[RFC8174]
Leiba, B., "Ambiguity of Uppercase vs Lowercase in RFC 2119 Key Words", BCP 14, RFC 8174, DOI 10.17487/RFC8174, , <https://www.rfc-editor.org/info/rfc8174>.
[RFC8766]
Cheshire, S., "Discovery Proxy for Multicast DNS-Based Service Discovery", RFC 8766, DOI 10.17487/RFC8766, , <https://www.rfc-editor.org/info/rfc8766>.
[RFC8781]
Colitti, L. and J. Linkova, "Discovering PREF64 in Router Advertisements", RFC 8781, DOI 10.17487/RFC8781, , <https://www.rfc-editor.org/info/rfc8781>.
[I-D.ietf-dnssd-srp]
Lemon, T. and S. Cheshire, "Service Registration Protocol for DNS-Based Service Discovery", Work in Progress, Internet-Draft, draft-ietf-dnssd-srp-24, , <https://datatracker.ietf.org/doc/html/draft-ietf-dnssd-srp-24>.
[I-D.ietf-dnssd-advertising-proxy]
Cheshire, S. and T. Lemon, "Advertising Proxy for DNS-SD Service Registration Protocol", Work in Progress, Internet-Draft, draft-ietf-dnssd-advertising-proxy-03, , <https://datatracker.ietf.org/doc/html/draft-ietf-dnssd-advertising-proxy-03>.
[I-D.hui-stub-router-ra-flag]
Hui, J., "Stub Router Flag in ICMPv6 Router Advertisement Messages", Work in Progress, Internet-Draft, draft-hui-stub-router-ra-flag-01, , <https://datatracker.ietf.org/doc/html/draft-hui-stub-router-ra-flag-01>.

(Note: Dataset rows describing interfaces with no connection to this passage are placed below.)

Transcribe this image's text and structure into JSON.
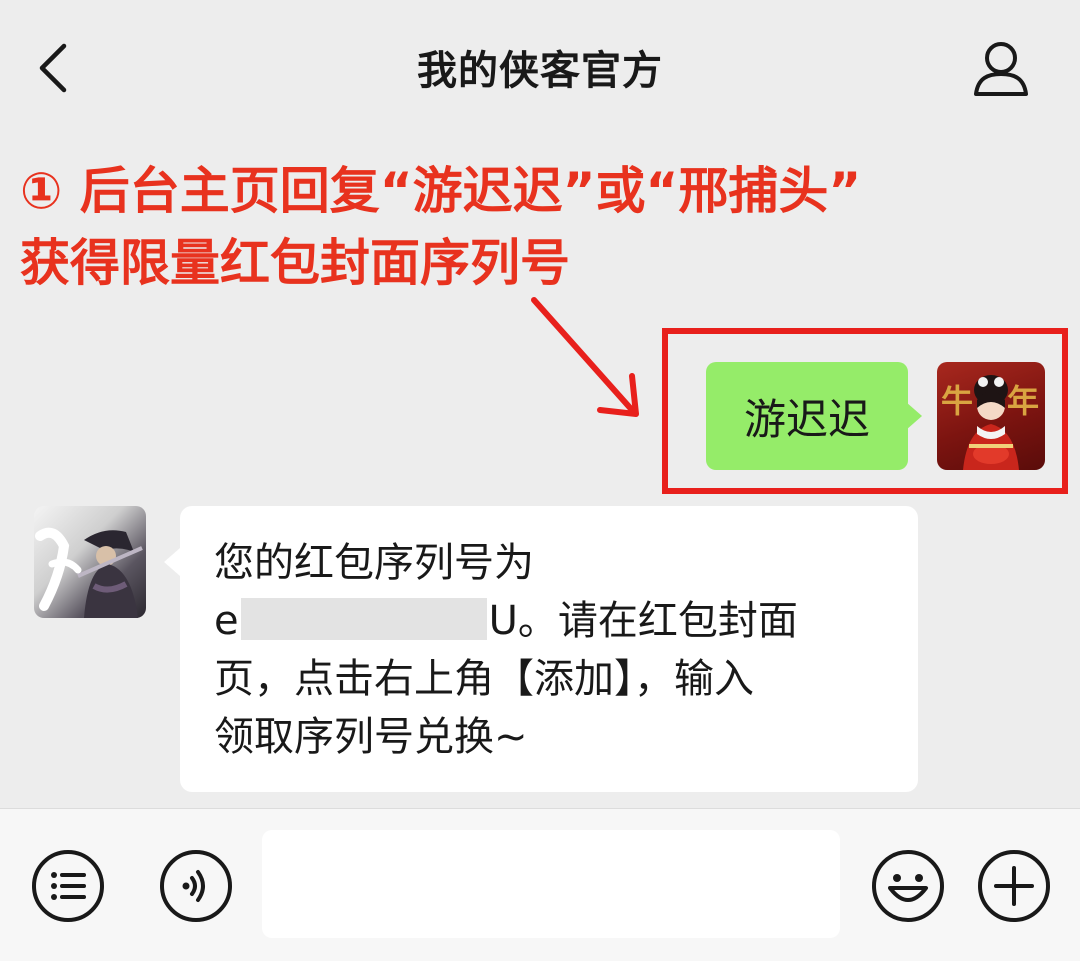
{
  "header": {
    "title": "我的侠客官方",
    "back_icon": "chevron-left-icon",
    "profile_icon": "person-icon"
  },
  "annotation": {
    "line1": "① 后台主页回复“游迟迟”或“邢捕头”",
    "line2": "获得限量红包封面序列号",
    "color": "#e8321e"
  },
  "messages": {
    "sent": {
      "text": "游迟迟",
      "bubble_color": "#95ec69",
      "avatar_text": "牛年"
    },
    "received": {
      "line1": "您的红包序列号为",
      "serial_prefix": "e",
      "serial_suffix": "U。请在红包封面",
      "line3": "页，点击右上角【添加】，输入",
      "line4": "领取序列号兑换~"
    }
  },
  "input_bar": {
    "menu_icon": "list-menu-icon",
    "voice_icon": "voice-icon",
    "emoji_icon": "emoji-icon",
    "plus_icon": "plus-icon",
    "input_value": ""
  }
}
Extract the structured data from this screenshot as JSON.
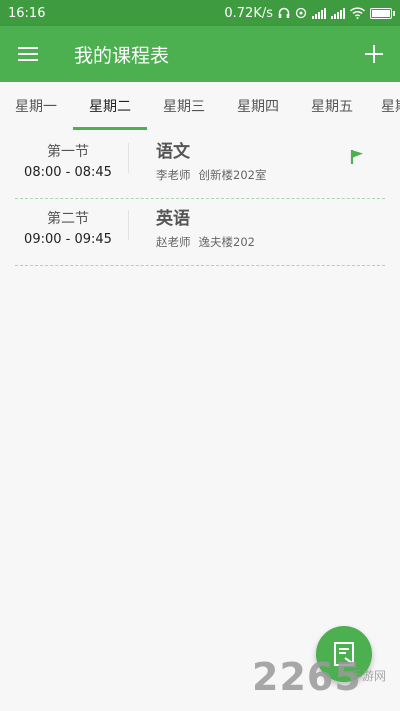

10. Informative References

[RFC2328]
Moy, J., "OSPF Version 2", STD 54, RFC 2328, DOI 10.17487/RFC2328, , <https://www.rfc-editor.org/info/rfc2328>.
[RFC4944]
Montenegro, G., Kushalnagar, N., Hui, J., and D. Culler, "Transmission of IPv6 Packets over IEEE 802.15.4 Networks", RFC 4944, DOI 10.17487/RFC4944, , <https://www.rfc-editor.org/info/rfc4944>.
[RFC6282]
Hui, J., Ed. and P. Thubert, "Compression Format for IPv6 Datagrams over IEEE 802.15.4-Based Networks", RFC 6282, DOI 10.17487/RFC6282, , <https://www.rfc-editor.org/info/rfc6282>.

Authors' Addresses

Ted Lemon
Apple Inc.
One Apple Park Way
Cupertino, California 95014
United States of America
Jonathan Hui
Google LLC
1600 Amphitheatre Parkway
Mountain View, California 940432
United States of America